====== MATERIAL SHOWN

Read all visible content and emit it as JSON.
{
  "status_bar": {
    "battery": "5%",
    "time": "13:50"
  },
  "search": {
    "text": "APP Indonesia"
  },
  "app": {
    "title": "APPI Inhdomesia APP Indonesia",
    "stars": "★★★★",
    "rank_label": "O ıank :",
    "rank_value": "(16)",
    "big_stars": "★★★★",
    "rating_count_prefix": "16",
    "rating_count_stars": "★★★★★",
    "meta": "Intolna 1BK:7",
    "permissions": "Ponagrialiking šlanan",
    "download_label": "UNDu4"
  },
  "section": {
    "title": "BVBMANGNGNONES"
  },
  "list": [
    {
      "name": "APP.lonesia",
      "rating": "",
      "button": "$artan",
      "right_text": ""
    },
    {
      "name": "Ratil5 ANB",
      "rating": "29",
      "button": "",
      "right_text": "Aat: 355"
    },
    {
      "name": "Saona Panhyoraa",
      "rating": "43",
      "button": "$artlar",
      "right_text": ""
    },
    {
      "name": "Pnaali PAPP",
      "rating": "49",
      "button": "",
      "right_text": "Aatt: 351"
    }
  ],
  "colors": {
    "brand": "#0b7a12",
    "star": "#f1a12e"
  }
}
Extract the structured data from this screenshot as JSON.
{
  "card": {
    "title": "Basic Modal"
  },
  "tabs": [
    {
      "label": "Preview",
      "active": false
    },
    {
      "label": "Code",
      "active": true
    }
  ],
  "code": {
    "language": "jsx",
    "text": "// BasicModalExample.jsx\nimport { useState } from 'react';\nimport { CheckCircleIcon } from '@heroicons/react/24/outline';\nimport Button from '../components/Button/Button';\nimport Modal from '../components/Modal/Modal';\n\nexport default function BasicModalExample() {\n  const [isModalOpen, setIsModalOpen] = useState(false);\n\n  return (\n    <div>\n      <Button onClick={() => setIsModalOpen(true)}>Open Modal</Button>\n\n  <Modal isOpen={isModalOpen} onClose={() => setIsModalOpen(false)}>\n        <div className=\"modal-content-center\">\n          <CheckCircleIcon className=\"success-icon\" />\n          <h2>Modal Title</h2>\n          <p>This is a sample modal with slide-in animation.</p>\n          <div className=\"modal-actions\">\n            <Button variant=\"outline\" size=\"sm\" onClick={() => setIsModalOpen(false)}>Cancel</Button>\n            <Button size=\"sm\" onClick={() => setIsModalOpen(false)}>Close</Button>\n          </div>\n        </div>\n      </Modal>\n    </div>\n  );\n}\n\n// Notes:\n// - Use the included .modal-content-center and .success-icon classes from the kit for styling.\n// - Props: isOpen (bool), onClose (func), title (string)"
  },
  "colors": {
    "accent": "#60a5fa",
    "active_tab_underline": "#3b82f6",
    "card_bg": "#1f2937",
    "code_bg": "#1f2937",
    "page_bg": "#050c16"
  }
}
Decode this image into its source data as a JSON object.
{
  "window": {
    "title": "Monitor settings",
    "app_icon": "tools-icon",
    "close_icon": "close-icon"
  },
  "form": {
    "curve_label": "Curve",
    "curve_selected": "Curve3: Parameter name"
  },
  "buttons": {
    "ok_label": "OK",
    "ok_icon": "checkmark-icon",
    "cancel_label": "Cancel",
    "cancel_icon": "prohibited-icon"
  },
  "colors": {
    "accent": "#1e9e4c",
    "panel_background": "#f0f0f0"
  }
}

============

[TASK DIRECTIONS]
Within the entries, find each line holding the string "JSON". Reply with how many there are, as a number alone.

[EXERCISE RESULT]
3